* **The problem**:
The required output is a number: how many lines of the data below include the string "name".

Web page and app entries:
========================================================================

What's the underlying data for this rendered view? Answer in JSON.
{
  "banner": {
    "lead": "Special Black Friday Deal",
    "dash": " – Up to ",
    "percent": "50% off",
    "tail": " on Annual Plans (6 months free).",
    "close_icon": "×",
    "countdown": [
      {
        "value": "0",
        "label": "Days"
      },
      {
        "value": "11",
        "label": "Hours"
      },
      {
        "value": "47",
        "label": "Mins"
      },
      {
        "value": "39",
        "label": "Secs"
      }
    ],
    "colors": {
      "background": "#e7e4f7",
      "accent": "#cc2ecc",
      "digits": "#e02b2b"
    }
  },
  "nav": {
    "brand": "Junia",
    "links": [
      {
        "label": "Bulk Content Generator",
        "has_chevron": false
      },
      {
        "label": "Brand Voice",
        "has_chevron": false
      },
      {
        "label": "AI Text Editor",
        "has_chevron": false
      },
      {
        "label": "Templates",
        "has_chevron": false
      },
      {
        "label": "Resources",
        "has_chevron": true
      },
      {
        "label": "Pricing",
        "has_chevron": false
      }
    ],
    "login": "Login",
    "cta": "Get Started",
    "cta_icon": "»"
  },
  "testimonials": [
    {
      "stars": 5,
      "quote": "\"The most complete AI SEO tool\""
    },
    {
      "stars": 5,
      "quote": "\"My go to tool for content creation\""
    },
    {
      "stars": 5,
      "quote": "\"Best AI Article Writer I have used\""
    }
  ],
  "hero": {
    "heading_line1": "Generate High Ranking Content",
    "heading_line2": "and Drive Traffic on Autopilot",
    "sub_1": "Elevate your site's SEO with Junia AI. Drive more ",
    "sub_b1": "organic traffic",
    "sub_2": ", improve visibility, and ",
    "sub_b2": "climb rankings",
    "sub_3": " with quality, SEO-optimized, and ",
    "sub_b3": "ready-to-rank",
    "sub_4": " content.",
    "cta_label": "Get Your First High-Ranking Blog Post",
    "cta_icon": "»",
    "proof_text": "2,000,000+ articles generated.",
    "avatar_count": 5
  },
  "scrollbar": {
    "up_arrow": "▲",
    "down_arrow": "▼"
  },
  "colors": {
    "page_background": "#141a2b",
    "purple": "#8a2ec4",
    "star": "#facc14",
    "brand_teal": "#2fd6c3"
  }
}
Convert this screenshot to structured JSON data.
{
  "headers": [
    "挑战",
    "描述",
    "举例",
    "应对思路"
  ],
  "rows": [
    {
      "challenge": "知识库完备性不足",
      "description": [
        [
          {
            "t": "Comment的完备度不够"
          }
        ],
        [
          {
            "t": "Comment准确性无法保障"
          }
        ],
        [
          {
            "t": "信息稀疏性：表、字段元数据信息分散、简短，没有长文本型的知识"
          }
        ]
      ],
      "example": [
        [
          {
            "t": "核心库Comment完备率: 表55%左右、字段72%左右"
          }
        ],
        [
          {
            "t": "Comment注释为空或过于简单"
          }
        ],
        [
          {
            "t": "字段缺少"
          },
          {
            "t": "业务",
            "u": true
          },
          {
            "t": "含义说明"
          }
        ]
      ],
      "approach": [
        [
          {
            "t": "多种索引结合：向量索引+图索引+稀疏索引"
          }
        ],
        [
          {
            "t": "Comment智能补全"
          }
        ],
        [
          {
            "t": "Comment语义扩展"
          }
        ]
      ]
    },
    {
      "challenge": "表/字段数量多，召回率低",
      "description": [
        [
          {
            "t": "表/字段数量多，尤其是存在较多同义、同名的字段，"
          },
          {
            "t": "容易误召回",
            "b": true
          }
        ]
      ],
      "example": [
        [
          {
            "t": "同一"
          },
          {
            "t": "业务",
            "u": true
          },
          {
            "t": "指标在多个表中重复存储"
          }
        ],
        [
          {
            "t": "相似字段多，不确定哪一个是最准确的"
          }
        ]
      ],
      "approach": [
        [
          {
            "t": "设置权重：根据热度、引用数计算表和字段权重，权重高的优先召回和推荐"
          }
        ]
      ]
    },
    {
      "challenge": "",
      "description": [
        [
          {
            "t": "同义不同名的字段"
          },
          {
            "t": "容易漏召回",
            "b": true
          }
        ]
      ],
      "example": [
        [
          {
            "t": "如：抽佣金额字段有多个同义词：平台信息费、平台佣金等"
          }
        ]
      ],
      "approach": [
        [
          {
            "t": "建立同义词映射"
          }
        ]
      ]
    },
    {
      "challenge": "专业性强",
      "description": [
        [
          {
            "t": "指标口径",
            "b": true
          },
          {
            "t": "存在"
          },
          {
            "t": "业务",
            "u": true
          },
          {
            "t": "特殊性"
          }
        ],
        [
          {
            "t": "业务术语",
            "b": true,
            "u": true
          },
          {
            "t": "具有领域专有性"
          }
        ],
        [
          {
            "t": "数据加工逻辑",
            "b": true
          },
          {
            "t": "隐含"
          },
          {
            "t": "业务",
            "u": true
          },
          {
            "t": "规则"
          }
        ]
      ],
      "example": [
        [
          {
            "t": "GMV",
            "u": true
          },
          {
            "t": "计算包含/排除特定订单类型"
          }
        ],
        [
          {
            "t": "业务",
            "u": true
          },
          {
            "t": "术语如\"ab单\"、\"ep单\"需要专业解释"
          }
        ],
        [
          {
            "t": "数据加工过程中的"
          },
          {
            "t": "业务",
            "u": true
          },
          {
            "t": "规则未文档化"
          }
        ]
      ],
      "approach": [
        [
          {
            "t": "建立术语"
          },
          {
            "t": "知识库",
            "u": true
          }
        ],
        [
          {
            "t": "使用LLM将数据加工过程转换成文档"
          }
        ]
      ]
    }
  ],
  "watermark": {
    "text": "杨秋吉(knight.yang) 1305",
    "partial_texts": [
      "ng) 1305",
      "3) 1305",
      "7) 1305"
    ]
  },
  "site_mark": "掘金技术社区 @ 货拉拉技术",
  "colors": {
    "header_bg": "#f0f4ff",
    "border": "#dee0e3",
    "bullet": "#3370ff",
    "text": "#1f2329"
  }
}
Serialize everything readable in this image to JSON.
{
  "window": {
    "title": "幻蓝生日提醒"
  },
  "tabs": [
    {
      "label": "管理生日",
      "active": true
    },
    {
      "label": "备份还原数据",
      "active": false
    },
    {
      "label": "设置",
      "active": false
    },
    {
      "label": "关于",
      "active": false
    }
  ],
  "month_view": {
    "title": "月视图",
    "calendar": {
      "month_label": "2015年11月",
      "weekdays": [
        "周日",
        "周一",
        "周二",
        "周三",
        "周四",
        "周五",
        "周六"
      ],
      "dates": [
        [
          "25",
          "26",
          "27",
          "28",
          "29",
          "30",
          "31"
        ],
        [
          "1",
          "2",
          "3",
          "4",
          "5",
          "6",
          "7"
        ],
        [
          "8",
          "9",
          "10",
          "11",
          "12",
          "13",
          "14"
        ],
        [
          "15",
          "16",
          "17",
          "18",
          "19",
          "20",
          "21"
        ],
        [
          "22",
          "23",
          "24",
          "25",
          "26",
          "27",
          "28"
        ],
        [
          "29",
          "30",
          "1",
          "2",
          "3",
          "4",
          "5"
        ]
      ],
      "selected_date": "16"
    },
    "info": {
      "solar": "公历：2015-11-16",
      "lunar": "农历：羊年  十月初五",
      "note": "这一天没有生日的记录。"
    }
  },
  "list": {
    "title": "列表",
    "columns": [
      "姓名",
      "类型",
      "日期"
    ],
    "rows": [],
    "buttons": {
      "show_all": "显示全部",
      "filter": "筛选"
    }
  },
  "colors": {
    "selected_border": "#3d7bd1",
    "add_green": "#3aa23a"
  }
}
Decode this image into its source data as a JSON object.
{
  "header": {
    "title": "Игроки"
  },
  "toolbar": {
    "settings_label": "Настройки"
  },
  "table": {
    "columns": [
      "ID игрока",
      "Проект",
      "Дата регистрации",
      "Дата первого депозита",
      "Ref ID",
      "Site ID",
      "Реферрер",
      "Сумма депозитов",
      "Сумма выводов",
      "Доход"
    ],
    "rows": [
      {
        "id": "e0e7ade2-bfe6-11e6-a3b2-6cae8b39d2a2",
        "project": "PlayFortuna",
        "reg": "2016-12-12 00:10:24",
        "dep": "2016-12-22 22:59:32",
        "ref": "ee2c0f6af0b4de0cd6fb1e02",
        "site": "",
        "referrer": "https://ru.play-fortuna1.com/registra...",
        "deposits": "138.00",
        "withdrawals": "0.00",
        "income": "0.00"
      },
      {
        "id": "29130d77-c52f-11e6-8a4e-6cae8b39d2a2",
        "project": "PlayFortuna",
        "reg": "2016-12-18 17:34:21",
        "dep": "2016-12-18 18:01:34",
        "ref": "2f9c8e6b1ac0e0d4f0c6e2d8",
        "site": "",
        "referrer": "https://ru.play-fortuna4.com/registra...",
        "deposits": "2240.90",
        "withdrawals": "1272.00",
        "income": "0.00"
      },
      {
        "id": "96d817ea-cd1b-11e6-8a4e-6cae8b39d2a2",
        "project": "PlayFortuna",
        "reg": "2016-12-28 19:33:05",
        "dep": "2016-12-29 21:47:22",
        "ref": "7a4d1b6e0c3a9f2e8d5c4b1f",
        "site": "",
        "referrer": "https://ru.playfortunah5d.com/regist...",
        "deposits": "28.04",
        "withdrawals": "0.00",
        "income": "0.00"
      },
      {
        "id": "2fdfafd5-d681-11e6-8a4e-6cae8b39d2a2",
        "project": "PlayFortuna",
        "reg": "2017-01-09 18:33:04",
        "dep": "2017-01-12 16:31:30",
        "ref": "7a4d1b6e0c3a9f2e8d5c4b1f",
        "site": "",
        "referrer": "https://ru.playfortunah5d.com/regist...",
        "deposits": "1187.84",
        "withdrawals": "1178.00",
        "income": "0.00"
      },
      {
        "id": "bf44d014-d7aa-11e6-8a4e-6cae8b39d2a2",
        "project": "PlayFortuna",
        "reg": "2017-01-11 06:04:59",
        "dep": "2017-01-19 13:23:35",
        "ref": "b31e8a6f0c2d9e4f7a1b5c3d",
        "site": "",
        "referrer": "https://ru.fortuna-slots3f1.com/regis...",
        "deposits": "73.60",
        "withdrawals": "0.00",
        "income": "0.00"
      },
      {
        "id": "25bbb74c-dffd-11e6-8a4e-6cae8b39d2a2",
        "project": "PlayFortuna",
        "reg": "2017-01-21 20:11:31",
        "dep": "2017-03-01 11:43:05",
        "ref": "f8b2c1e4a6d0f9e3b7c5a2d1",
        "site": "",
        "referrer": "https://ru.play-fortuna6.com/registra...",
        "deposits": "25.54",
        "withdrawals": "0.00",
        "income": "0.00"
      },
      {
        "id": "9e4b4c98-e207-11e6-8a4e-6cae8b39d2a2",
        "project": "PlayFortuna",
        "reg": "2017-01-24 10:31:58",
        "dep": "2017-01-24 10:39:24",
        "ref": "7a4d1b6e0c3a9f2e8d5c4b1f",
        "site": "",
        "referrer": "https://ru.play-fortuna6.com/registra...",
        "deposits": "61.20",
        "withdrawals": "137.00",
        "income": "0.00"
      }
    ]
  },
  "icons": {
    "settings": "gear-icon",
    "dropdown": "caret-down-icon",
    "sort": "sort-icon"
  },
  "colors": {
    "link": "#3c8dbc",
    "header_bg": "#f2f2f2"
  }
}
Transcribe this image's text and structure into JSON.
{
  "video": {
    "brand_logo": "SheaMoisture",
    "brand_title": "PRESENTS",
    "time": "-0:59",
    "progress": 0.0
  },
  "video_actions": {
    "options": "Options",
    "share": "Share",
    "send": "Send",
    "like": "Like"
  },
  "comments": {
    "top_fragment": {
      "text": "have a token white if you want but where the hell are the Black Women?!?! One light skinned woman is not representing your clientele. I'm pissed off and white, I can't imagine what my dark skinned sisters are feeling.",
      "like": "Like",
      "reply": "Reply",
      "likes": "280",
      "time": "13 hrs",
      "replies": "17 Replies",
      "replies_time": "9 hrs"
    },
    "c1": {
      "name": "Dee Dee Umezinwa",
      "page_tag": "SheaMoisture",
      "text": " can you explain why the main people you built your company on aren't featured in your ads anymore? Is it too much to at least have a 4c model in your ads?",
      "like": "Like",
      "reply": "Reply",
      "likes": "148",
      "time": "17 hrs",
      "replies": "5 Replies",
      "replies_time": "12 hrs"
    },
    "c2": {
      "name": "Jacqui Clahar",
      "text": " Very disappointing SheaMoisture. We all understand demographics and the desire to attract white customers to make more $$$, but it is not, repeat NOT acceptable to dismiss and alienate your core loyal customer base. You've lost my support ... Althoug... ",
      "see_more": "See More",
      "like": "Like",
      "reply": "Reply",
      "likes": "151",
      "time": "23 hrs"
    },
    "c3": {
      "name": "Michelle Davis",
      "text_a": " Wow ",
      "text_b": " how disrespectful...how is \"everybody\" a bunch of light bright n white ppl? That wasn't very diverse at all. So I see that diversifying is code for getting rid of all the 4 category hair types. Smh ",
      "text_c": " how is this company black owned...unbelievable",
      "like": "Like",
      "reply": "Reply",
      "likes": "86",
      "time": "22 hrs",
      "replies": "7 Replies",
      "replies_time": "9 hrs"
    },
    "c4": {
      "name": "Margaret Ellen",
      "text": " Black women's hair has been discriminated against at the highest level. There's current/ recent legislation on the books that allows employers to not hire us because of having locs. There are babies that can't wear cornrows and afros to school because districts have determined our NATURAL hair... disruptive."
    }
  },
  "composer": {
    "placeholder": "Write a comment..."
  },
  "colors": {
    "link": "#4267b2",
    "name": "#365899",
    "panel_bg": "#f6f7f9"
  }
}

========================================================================

* **Answer to this exercise**:
5